## What is needed
Every word of every entry must be retyped exactly.

(Data)

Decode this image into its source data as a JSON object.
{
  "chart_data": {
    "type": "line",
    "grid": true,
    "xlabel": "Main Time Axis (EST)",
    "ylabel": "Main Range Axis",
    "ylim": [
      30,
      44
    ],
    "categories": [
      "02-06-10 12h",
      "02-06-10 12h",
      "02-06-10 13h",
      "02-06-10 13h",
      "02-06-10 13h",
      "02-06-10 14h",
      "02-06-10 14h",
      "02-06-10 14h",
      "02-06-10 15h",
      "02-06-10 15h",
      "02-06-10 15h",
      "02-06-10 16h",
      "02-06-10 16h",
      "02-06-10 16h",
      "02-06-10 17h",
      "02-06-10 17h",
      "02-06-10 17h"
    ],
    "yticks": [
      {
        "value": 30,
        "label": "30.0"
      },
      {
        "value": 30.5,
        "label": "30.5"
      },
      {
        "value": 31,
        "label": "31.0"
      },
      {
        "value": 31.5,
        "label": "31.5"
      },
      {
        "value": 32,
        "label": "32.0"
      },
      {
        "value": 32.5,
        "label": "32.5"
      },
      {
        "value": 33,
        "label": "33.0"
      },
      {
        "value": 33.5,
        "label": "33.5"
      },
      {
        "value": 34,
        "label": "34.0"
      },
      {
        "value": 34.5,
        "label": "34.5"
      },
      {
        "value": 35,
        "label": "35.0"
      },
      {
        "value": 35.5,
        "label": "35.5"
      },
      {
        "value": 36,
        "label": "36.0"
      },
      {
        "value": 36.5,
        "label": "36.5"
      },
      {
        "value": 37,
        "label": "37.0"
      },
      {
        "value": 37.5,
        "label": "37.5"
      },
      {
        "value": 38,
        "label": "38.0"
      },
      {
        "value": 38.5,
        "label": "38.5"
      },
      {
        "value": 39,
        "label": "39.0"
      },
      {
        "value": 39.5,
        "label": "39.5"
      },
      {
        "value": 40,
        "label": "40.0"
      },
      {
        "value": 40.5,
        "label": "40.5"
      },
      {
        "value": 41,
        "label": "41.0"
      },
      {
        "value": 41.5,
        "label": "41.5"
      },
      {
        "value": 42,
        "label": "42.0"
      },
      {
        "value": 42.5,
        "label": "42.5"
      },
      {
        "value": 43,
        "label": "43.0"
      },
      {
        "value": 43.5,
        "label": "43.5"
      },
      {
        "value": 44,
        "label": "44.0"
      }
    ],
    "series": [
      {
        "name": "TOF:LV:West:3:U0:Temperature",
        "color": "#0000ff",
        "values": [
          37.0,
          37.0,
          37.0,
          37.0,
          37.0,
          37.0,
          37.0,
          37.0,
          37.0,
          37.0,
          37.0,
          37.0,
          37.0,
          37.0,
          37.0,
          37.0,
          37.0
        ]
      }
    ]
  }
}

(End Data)

## Solved problem
Decode this image into its source data as a JSON object.
{
  "chart_data": {
    "type": "line",
    "grid": true,
    "xlabel": "Main Time Axis (EST)",
    "ylabel": "Main Range Axis",
    "ylim": [
      30,
      44
    ],
    "categories": [
      "02-06-10 12h",
      "02-06-10 12h",
      "02-06-10 13h",
      "02-06-10 13h",
      "02-06-10 13h",
      "02-06-10 14h",
      "02-06-10 14h",
      "02-06-10 14h",
      "02-06-10 15h",
      "02-06-10 15h",
      "02-06-10 15h",
      "02-06-10 16h",
      "02-06-10 16h",
      "02-06-10 16h",
      "02-06-10 17h",
      "02-06-10 17h",
      "02-06-10 17h"
    ],
    "yticks": [
      {
        "value": 30,
        "label": "30.0"
      },
      {
        "value": 30.5,
        "label": "30.5"
      },
      {
        "value": 31,
        "label": "31.0"
      },
      {
        "value": 31.5,
        "label": "31.5"
      },
      {
        "value": 32,
        "label": "32.0"
      },
      {
        "value": 32.5,
        "label": "32.5"
      },
      {
        "value": 33,
        "label": "33.0"
      },
      {
        "value": 33.5,
        "label": "33.5"
      },
      {
        "value": 34,
        "label": "34.0"
      },
      {
        "value": 34.5,
        "label": "34.5"
      },
      {
        "value": 35,
        "label": "35.0"
      },
      {
        "value": 35.5,
        "label": "35.5"
      },
      {
        "value": 36,
        "label": "36.0"
      },
      {
        "value": 36.5,
        "label": "36.5"
      },
      {
        "value": 37,
        "label": "37.0"
      },
      {
        "value": 37.5,
        "label": "37.5"
      },
      {
        "value": 38,
        "label": "38.0"
      },
      {
        "value": 38.5,
        "label": "38.5"
      },
      {
        "value": 39,
        "label": "39.0"
      },
      {
        "value": 39.5,
        "label": "39.5"
      },
      {
        "value": 40,
        "label": "40.0"
      },
      {
        "value": 40.5,
        "label": "40.5"
      },
      {
        "value": 41,
        "label": "41.0"
      },
      {
        "value": 41.5,
        "label": "41.5"
      },
      {
        "value": 42,
        "label": "42.0"
      },
      {
        "value": 42.5,
        "label": "42.5"
      },
      {
        "value": 43,
        "label": "43.0"
      },
      {
        "value": 43.5,
        "label": "43.5"
      },
      {
        "value": 44,
        "label": "44.0"
      }
    ],
    "series": [
      {
        "name": "TOF:LV:West:3:U0:Temperature",
        "color": "#0000ff",
        "values": [
          37.0,
          37.0,
          37.0,
          37.0,
          37.0,
          37.0,
          37.0,
          37.0,
          37.0,
          37.0,
          37.0,
          37.0,
          37.0,
          37.0,
          37.0,
          37.0,
          37.0
        ]
      }
    ]
  }
}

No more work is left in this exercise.